Considered one of the greatest pure scorers in NBA history, swingman Kevin Durant recently committed $10 million to jumpstart a College Track chapter in Prince George’s County, Maryland, where he grew up. College Track’s nine chapters, which span across California, Louisiana and Colorado have helped put nearly 3,000 students through college. The program commits to supporting students for ten years, giving students starting in ninth grade access to financial aid, tutoring, test preparation courses and more through college graduation. The College Track in Prince George’s County will be the first of three slated to open in the next several years in the greater Washington metropolitan area.

Steph Curry, Golden State Warriors

The shifty point guard, world champion and two-time MVP Steph Curry makes assists on and off the court. Consistently among the most philanthropic players in the league, Curry has been active both in the United States and abroad. Since 2012, Curry has donated three malaria nets per three-point shot made - quite remarkable considering he is arguably the best three-point shooter in NBA history. In 2016, he took the fight against malaria to the next level when he partnered with the United Nations and USAID to promote the #CallYourShot social media challenge aimed to raise money to protect families from malaria. Most recently, he’s committed to donating one malaria bed for each signature Nothing But Nets sneaker he sells (10,00+ to date).

More locally, Curry’s annual ThanksUSA golf tournament has raised more than $150,000 since it started in 2011 to give scholarships to the spouses and children of active-duty military. To echo Durant and James’ commitment to giving back to their hometown, Curry announced yesterday that he’s partnering with Under Armour and Chase Bank to pledge a “seven-figure commitment” to renovate Charlotte's Carole Hoefener Center.

Sterling Brown, Milwaukee Bucks

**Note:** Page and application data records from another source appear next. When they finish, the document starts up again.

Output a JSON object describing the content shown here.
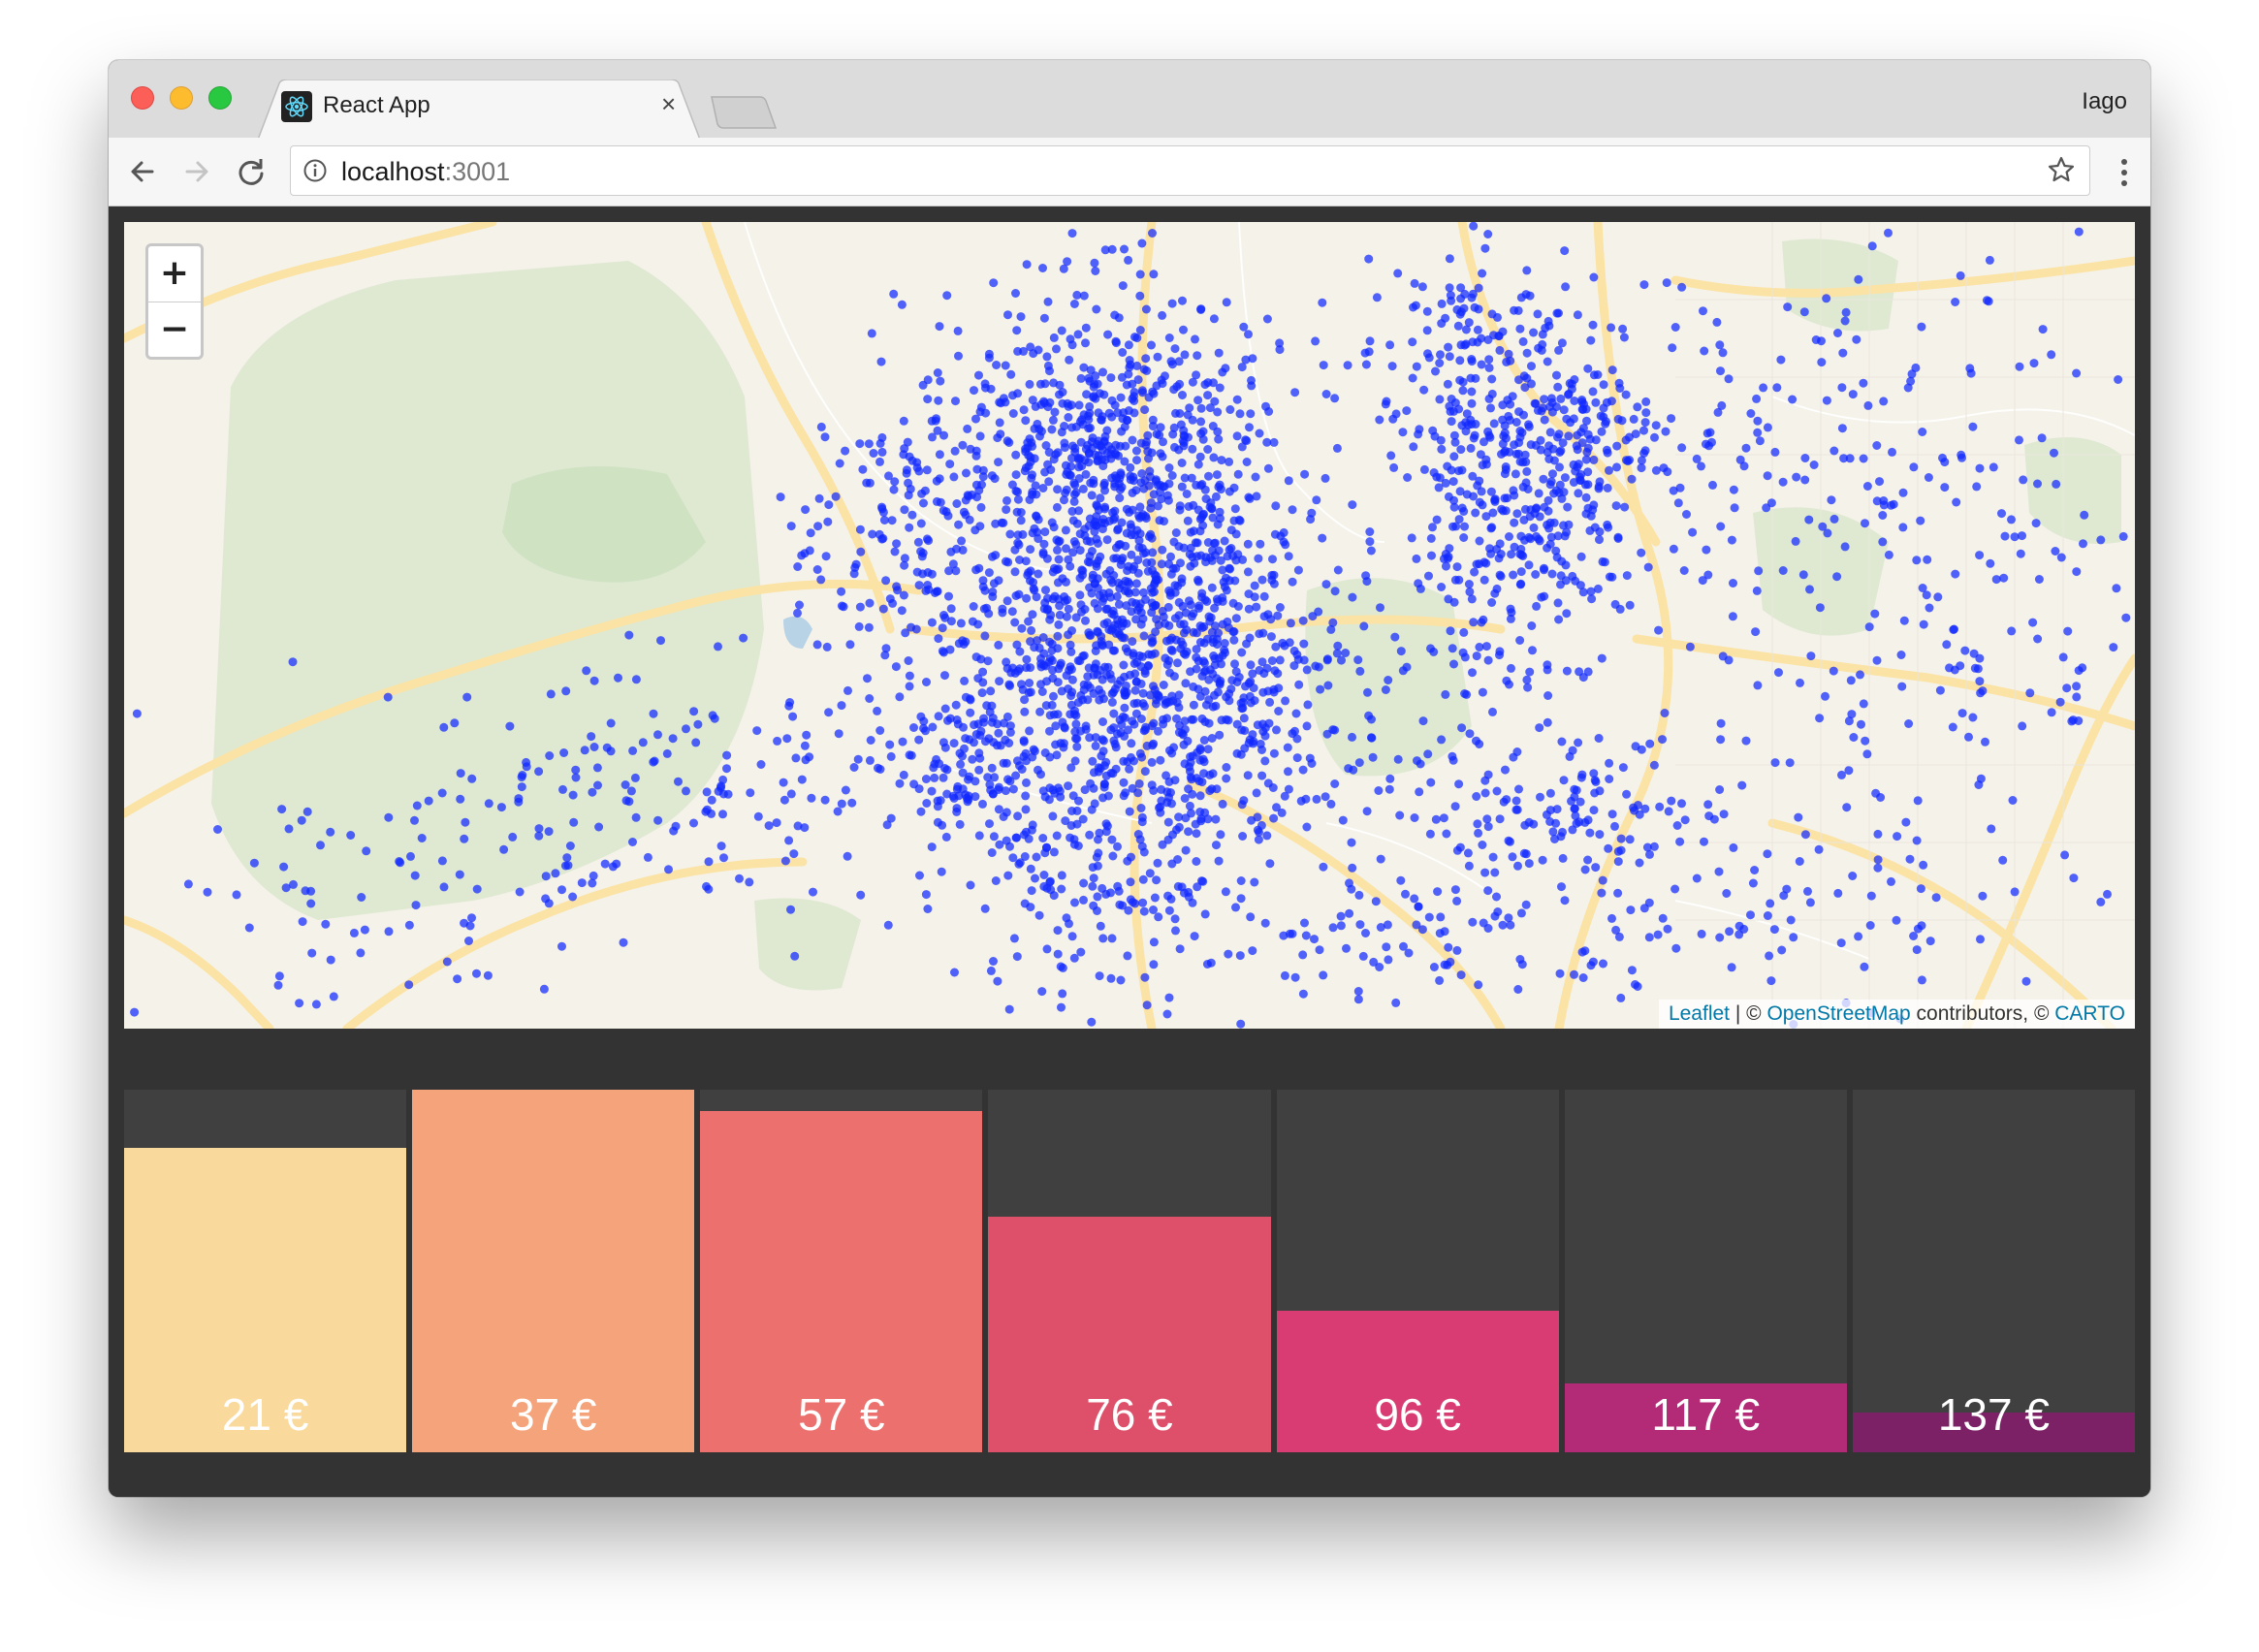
{
  "browser": {
    "tab_title": "React App",
    "tab_close": "×",
    "profile_name": "Iago",
    "url_host": "localhost",
    "url_port": ":3001"
  },
  "map": {
    "zoom_in": "+",
    "zoom_out": "−",
    "attribution": {
      "leaflet": "Leaflet",
      "sep1": " | © ",
      "osm": "OpenStreetMap",
      "middle": " contributors, © ",
      "carto": "CARTO"
    },
    "point_color": "#1028ff"
  },
  "price_bars": {
    "max_value": 100,
    "items": [
      {
        "label": "21 €",
        "fill_percent": 84,
        "color": "#f9d99c"
      },
      {
        "label": "37 €",
        "fill_percent": 100,
        "color": "#f5a37a"
      },
      {
        "label": "57 €",
        "fill_percent": 94,
        "color": "#ec716e"
      },
      {
        "label": "76 €",
        "fill_percent": 65,
        "color": "#de4f6a"
      },
      {
        "label": "96 €",
        "fill_percent": 39,
        "color": "#d83c73"
      },
      {
        "label": "117 €",
        "fill_percent": 19,
        "color": "#b32a76"
      },
      {
        "label": "137 €",
        "fill_percent": 11,
        "color": "#7d2167"
      }
    ]
  }
}
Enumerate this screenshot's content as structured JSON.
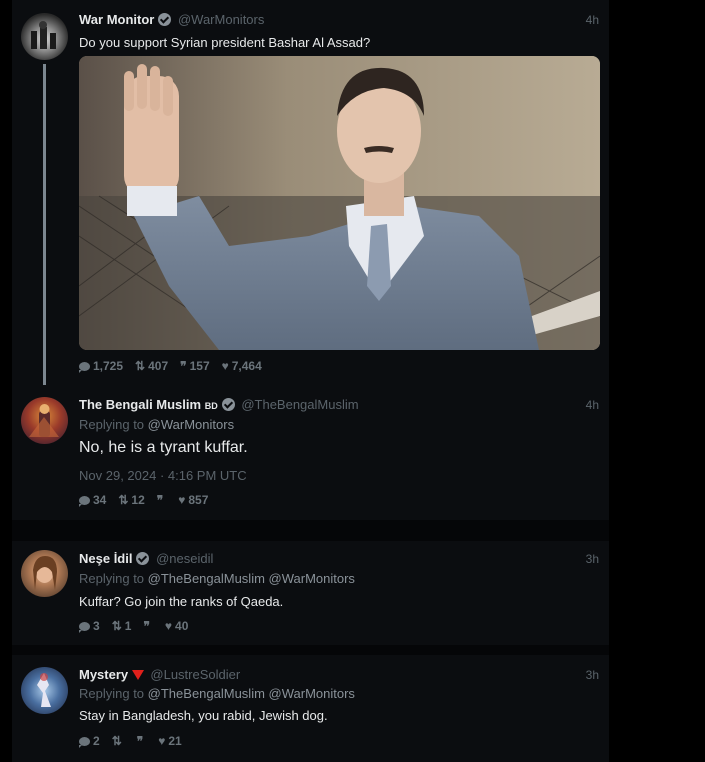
{
  "tweets": [
    {
      "name": "War Monitor",
      "handle": "@WarMonitors",
      "time": "4h",
      "text": "Do you support Syrian president Bashar Al Assad?",
      "stats": {
        "replies": "1,725",
        "retweets": "407",
        "quotes": "157",
        "likes": "7,464"
      },
      "image_description_icon": "photo"
    },
    {
      "name": "The Bengali Muslim",
      "name_suffix": "BD",
      "handle": "@TheBengalMuslim",
      "time": "4h",
      "replying_prefix": "Replying to",
      "replying_to": "@WarMonitors",
      "text": "No, he is a tyrant kuffar.",
      "date": "Nov 29, 2024 · 4:16 PM UTC",
      "stats": {
        "replies": "34",
        "retweets": "12",
        "quotes": "",
        "likes": "857"
      }
    },
    {
      "name": "Neşe İdil",
      "handle": "@neseidil",
      "time": "3h",
      "replying_prefix": "Replying to",
      "replying_to": "@TheBengalMuslim @WarMonitors",
      "text": "Kuffar? Go join the ranks of Qaeda.",
      "stats": {
        "replies": "3",
        "retweets": "1",
        "quotes": "",
        "likes": "40"
      }
    },
    {
      "name": "Mystery",
      "handle": "@LustreSoldier",
      "time": "3h",
      "replying_prefix": "Replying to",
      "replying_to": "@TheBengalMuslim @WarMonitors",
      "text": "Stay in Bangladesh, you rabid, Jewish dog.",
      "stats": {
        "replies": "2",
        "retweets": "",
        "quotes": "",
        "likes": "21"
      }
    }
  ],
  "colors": {
    "background": "#000000",
    "tweet_bg": "#0b0d10",
    "muted": "#5b646b",
    "text": "#e7e9ea",
    "flag_red": "#e0201b"
  },
  "icons": [
    "reply-bubble-icon",
    "retweet-icon",
    "quote-icon",
    "heart-icon",
    "verified-badge-icon"
  ]
}
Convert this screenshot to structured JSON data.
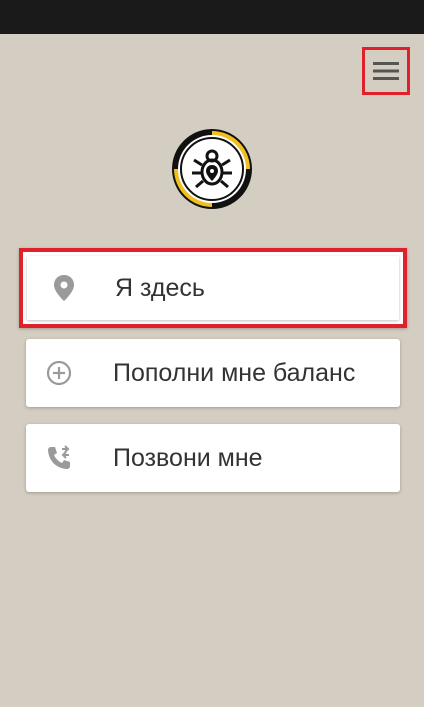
{
  "header": {
    "menu_icon": "hamburger-menu-icon"
  },
  "logo": {
    "icon": "bug-location-logo",
    "colors": {
      "ring": "#f0c020",
      "border": "#111111",
      "fill": "#ffffff"
    }
  },
  "actions": [
    {
      "label": "Я здесь",
      "icon": "location-pin-icon",
      "highlighted": true
    },
    {
      "label": "Пополни мне баланс",
      "icon": "add-circle-icon",
      "highlighted": false
    },
    {
      "label": "Позвони мне",
      "icon": "phone-forward-icon",
      "highlighted": false
    }
  ],
  "colors": {
    "background": "#d4cdc1",
    "highlight": "#e0202a",
    "icon": "#9a9a9a",
    "text": "#333333"
  }
}
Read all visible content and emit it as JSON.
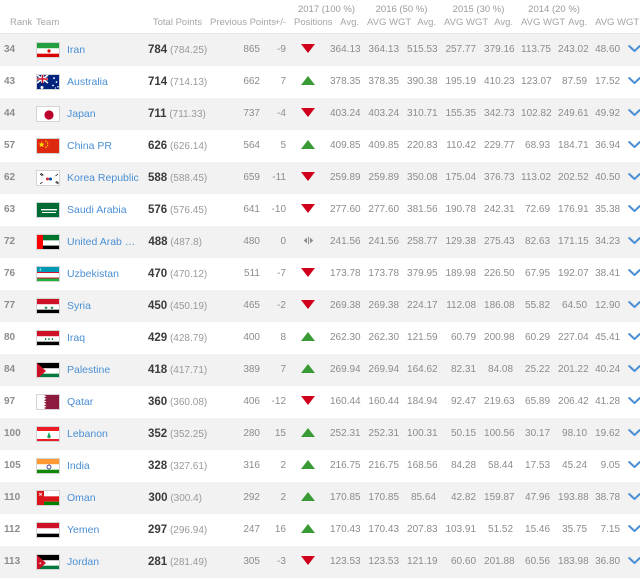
{
  "header": {
    "groups": [
      {
        "label": "",
        "span": 5
      },
      {
        "label": "2017 (100 %)",
        "span": 2
      },
      {
        "label": "2016 (50 %)",
        "span": 2
      },
      {
        "label": "2015 (30 %)",
        "span": 2
      },
      {
        "label": "2014 (20 %)",
        "span": 2
      },
      {
        "label": "",
        "span": 1
      }
    ],
    "columns": [
      "Rank",
      "Team",
      "Total Points",
      "Previous Points",
      "+/-",
      "Positions",
      "Avg.",
      "AVG WGT",
      "Avg.",
      "AVG WGT",
      "Avg.",
      "AVG WGT",
      "Avg.",
      "AVG WGT",
      ""
    ]
  },
  "icons": {
    "expand": "chevron-down-icon",
    "up": "arrow-up-icon",
    "down": "arrow-down-icon",
    "same": "arrow-same-icon"
  },
  "colors": {
    "up": "#3a9b35",
    "down": "#d0021b",
    "same": "#9a9a9a",
    "link": "#4a8fd4",
    "chevron": "#4a8fd4",
    "row_alt": "#f2f2f2"
  },
  "rows": [
    {
      "rank": "34",
      "team": "Iran",
      "flag": "iran-flag",
      "total_points": "784",
      "total_points_exact": "(784.25)",
      "previous_points": "865",
      "change": "-9",
      "direction": "down",
      "avg_2017": "364.13",
      "wgt_2017": "364.13",
      "avg_2016": "515.53",
      "wgt_2016": "257.77",
      "avg_2015": "379.16",
      "wgt_2015": "113.75",
      "avg_2014": "243.02",
      "wgt_2014": "48.60"
    },
    {
      "rank": "43",
      "team": "Australia",
      "flag": "australia-flag",
      "total_points": "714",
      "total_points_exact": "(714.13)",
      "previous_points": "662",
      "change": "7",
      "direction": "up",
      "avg_2017": "378.35",
      "wgt_2017": "378.35",
      "avg_2016": "390.38",
      "wgt_2016": "195.19",
      "avg_2015": "410.23",
      "wgt_2015": "123.07",
      "avg_2014": "87.59",
      "wgt_2014": "17.52"
    },
    {
      "rank": "44",
      "team": "Japan",
      "flag": "japan-flag",
      "total_points": "711",
      "total_points_exact": "(711.33)",
      "previous_points": "737",
      "change": "-4",
      "direction": "down",
      "avg_2017": "403.24",
      "wgt_2017": "403.24",
      "avg_2016": "310.71",
      "wgt_2016": "155.35",
      "avg_2015": "342.73",
      "wgt_2015": "102.82",
      "avg_2014": "249.61",
      "wgt_2014": "49.92"
    },
    {
      "rank": "57",
      "team": "China PR",
      "flag": "china-flag",
      "total_points": "626",
      "total_points_exact": "(626.14)",
      "previous_points": "564",
      "change": "5",
      "direction": "up",
      "avg_2017": "409.85",
      "wgt_2017": "409.85",
      "avg_2016": "220.83",
      "wgt_2016": "110.42",
      "avg_2015": "229.77",
      "wgt_2015": "68.93",
      "avg_2014": "184.71",
      "wgt_2014": "36.94"
    },
    {
      "rank": "62",
      "team": "Korea Republic",
      "flag": "korea-flag",
      "total_points": "588",
      "total_points_exact": "(588.45)",
      "previous_points": "659",
      "change": "-11",
      "direction": "down",
      "avg_2017": "259.89",
      "wgt_2017": "259.89",
      "avg_2016": "350.08",
      "wgt_2016": "175.04",
      "avg_2015": "376.73",
      "wgt_2015": "113.02",
      "avg_2014": "202.52",
      "wgt_2014": "40.50"
    },
    {
      "rank": "63",
      "team": "Saudi Arabia",
      "flag": "saudi-arabia-flag",
      "total_points": "576",
      "total_points_exact": "(576.45)",
      "previous_points": "641",
      "change": "-10",
      "direction": "down",
      "avg_2017": "277.60",
      "wgt_2017": "277.60",
      "avg_2016": "381.56",
      "wgt_2016": "190.78",
      "avg_2015": "242.31",
      "wgt_2015": "72.69",
      "avg_2014": "176.91",
      "wgt_2014": "35.38"
    },
    {
      "rank": "72",
      "team": "United Arab Emirates",
      "flag": "uae-flag",
      "total_points": "488",
      "total_points_exact": "(487.8)",
      "previous_points": "480",
      "change": "0",
      "direction": "same",
      "avg_2017": "241.56",
      "wgt_2017": "241.56",
      "avg_2016": "258.77",
      "wgt_2016": "129.38",
      "avg_2015": "275.43",
      "wgt_2015": "82.63",
      "avg_2014": "171.15",
      "wgt_2014": "34.23"
    },
    {
      "rank": "76",
      "team": "Uzbekistan",
      "flag": "uzbekistan-flag",
      "total_points": "470",
      "total_points_exact": "(470.12)",
      "previous_points": "511",
      "change": "-7",
      "direction": "down",
      "avg_2017": "173.78",
      "wgt_2017": "173.78",
      "avg_2016": "379.95",
      "wgt_2016": "189.98",
      "avg_2015": "226.50",
      "wgt_2015": "67.95",
      "avg_2014": "192.07",
      "wgt_2014": "38.41"
    },
    {
      "rank": "77",
      "team": "Syria",
      "flag": "syria-flag",
      "total_points": "450",
      "total_points_exact": "(450.19)",
      "previous_points": "465",
      "change": "-2",
      "direction": "down",
      "avg_2017": "269.38",
      "wgt_2017": "269.38",
      "avg_2016": "224.17",
      "wgt_2016": "112.08",
      "avg_2015": "186.08",
      "wgt_2015": "55.82",
      "avg_2014": "64.50",
      "wgt_2014": "12.90"
    },
    {
      "rank": "80",
      "team": "Iraq",
      "flag": "iraq-flag",
      "total_points": "429",
      "total_points_exact": "(428.79)",
      "previous_points": "400",
      "change": "8",
      "direction": "up",
      "avg_2017": "262.30",
      "wgt_2017": "262.30",
      "avg_2016": "121.59",
      "wgt_2016": "60.79",
      "avg_2015": "200.98",
      "wgt_2015": "60.29",
      "avg_2014": "227.04",
      "wgt_2014": "45.41"
    },
    {
      "rank": "84",
      "team": "Palestine",
      "flag": "palestine-flag",
      "total_points": "418",
      "total_points_exact": "(417.71)",
      "previous_points": "389",
      "change": "7",
      "direction": "up",
      "avg_2017": "269.94",
      "wgt_2017": "269.94",
      "avg_2016": "164.62",
      "wgt_2016": "82.31",
      "avg_2015": "84.08",
      "wgt_2015": "25.22",
      "avg_2014": "201.22",
      "wgt_2014": "40.24"
    },
    {
      "rank": "97",
      "team": "Qatar",
      "flag": "qatar-flag",
      "total_points": "360",
      "total_points_exact": "(360.08)",
      "previous_points": "406",
      "change": "-12",
      "direction": "down",
      "avg_2017": "160.44",
      "wgt_2017": "160.44",
      "avg_2016": "184.94",
      "wgt_2016": "92.47",
      "avg_2015": "219.63",
      "wgt_2015": "65.89",
      "avg_2014": "206.42",
      "wgt_2014": "41.28"
    },
    {
      "rank": "100",
      "team": "Lebanon",
      "flag": "lebanon-flag",
      "total_points": "352",
      "total_points_exact": "(352.25)",
      "previous_points": "280",
      "change": "15",
      "direction": "up",
      "avg_2017": "252.31",
      "wgt_2017": "252.31",
      "avg_2016": "100.31",
      "wgt_2016": "50.15",
      "avg_2015": "100.56",
      "wgt_2015": "30.17",
      "avg_2014": "98.10",
      "wgt_2014": "19.62"
    },
    {
      "rank": "105",
      "team": "India",
      "flag": "india-flag",
      "total_points": "328",
      "total_points_exact": "(327.61)",
      "previous_points": "316",
      "change": "2",
      "direction": "up",
      "avg_2017": "216.75",
      "wgt_2017": "216.75",
      "avg_2016": "168.56",
      "wgt_2016": "84.28",
      "avg_2015": "58.44",
      "wgt_2015": "17.53",
      "avg_2014": "45.24",
      "wgt_2014": "9.05"
    },
    {
      "rank": "110",
      "team": "Oman",
      "flag": "oman-flag",
      "total_points": "300",
      "total_points_exact": "(300.4)",
      "previous_points": "292",
      "change": "2",
      "direction": "up",
      "avg_2017": "170.85",
      "wgt_2017": "170.85",
      "avg_2016": "85.64",
      "wgt_2016": "42.82",
      "avg_2015": "159.87",
      "wgt_2015": "47.96",
      "avg_2014": "193.88",
      "wgt_2014": "38.78"
    },
    {
      "rank": "112",
      "team": "Yemen",
      "flag": "yemen-flag",
      "total_points": "297",
      "total_points_exact": "(296.94)",
      "previous_points": "247",
      "change": "16",
      "direction": "up",
      "avg_2017": "170.43",
      "wgt_2017": "170.43",
      "avg_2016": "207.83",
      "wgt_2016": "103.91",
      "avg_2015": "51.52",
      "wgt_2015": "15.46",
      "avg_2014": "35.75",
      "wgt_2014": "7.15"
    },
    {
      "rank": "113",
      "team": "Jordan",
      "flag": "jordan-flag",
      "total_points": "281",
      "total_points_exact": "(281.49)",
      "previous_points": "305",
      "change": "-3",
      "direction": "down",
      "avg_2017": "123.53",
      "wgt_2017": "123.53",
      "avg_2016": "121.19",
      "wgt_2016": "60.60",
      "avg_2015": "201.88",
      "wgt_2015": "60.56",
      "avg_2014": "183.98",
      "wgt_2014": "36.80"
    }
  ]
}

Sterling Brown, a second-year role player for the current Eastern Conference-leading Milwaukee Bucks, has been on a different trajectory when compared to the three future Hall of Famers listed above. Brown joined Puma’s #REFORM campaign last year after a viral video showed Brown as a victim of police brutality. Brown, while he was surrounded by a handful of police officers, was tasered and arrested after being berated for parking illegally. He is channeling the incident into positive change - joining the #REFORM campaign and raising awareness against police brutality and the criminal justice system.  In a February 2 game against the Washington Wizards, Brown wore a pair of black sneakers in the first half to symbolize the prison system and red shoes in the second half to commemorate the blood spilled and the sacrifice made in the fight against oppression.

Isaiah Thomas, Denver Nuggets

It’s nearly impossible to capture all of the positive impact Isaiah Thomas has made since coming into the league in 2011. The former Boston Celtics frontman is a fixture at Boys and Girls Clubs charity events, raised hundreds of thousands of dollars for victims of a fire in Cambridge, Massachusetts, has supported the building of a stunning basketball center in his hometown of Tacoma, Washington and holds charity backpack giveaways. Thomas’ commitment to helping his community in each of the four cities he’s played in during his eight-year career earned him the 2016-17 NBA Community Assist Seasonlong Award.

Image credit: Obama White House/Flickr

Grant Whittington headshotGrant Whittington

Based in Washington, DC, Grant works as a program assistant at SEEP Network, an international development nonprofit. A proud graduate of the University of Maryland, Grant spent four months post-grad living in Armenia where he worked for Habitat for Humanity and the World Food Programme. Grant is passionate about humanitarianism and finding sustainable approaches to international development. He enjoys playing trivia with friends but is still seeking his first victory - he ceaselessly blames his friends lack of preparation.

Read more stories by Grant Whittington